▸ **What you need to do**:
Please restate the data that follows word for word, with the pictures left out.

▸ **Provided entries**:
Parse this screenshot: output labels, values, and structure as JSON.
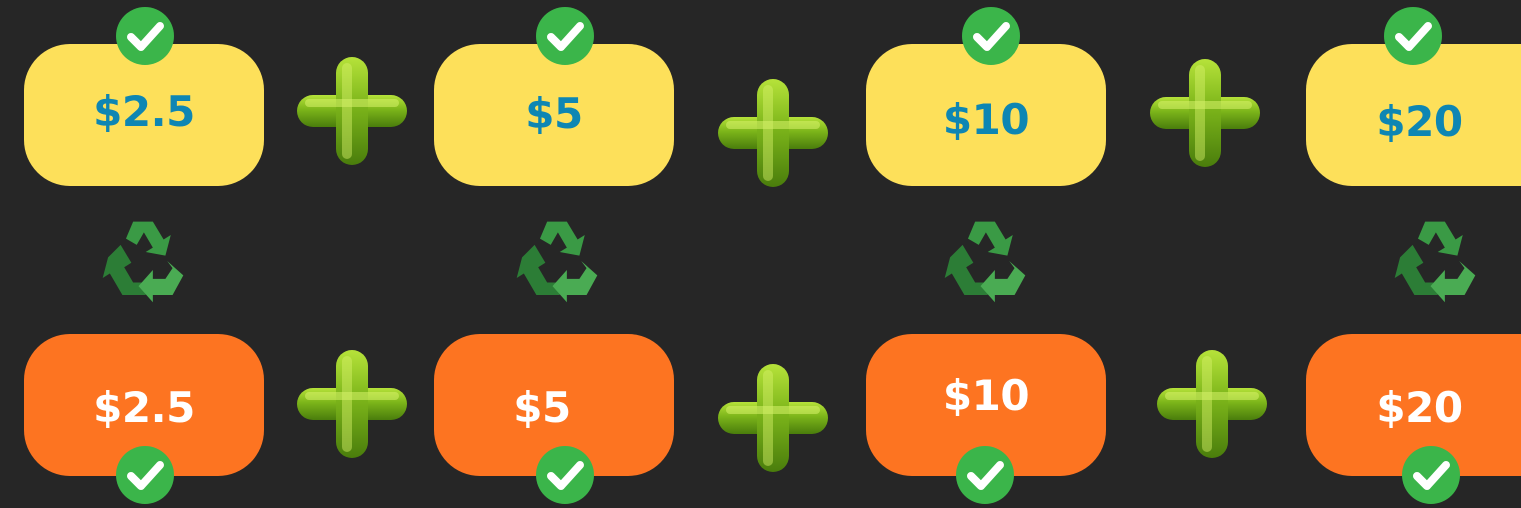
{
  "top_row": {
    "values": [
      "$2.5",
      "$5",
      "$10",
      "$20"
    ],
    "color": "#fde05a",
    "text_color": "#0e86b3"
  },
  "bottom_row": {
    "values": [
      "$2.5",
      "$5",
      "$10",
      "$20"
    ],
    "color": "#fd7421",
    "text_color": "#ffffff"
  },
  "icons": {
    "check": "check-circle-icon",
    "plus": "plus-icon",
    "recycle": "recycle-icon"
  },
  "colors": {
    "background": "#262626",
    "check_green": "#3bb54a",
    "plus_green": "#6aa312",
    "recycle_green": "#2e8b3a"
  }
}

▸ **Output of the task**:
Parse this screenshot: output labels, values, and structure as JSON.
{
  "top_row": {
    "values": [
      "$2.5",
      "$5",
      "$10",
      "$20"
    ],
    "color": "#fde05a",
    "text_color": "#0e86b3"
  },
  "bottom_row": {
    "values": [
      "$2.5",
      "$5",
      "$10",
      "$20"
    ],
    "color": "#fd7421",
    "text_color": "#ffffff"
  },
  "icons": {
    "check": "check-circle-icon",
    "plus": "plus-icon",
    "recycle": "recycle-icon"
  },
  "colors": {
    "background": "#262626",
    "check_green": "#3bb54a",
    "plus_green": "#6aa312",
    "recycle_green": "#2e8b3a"
  }
}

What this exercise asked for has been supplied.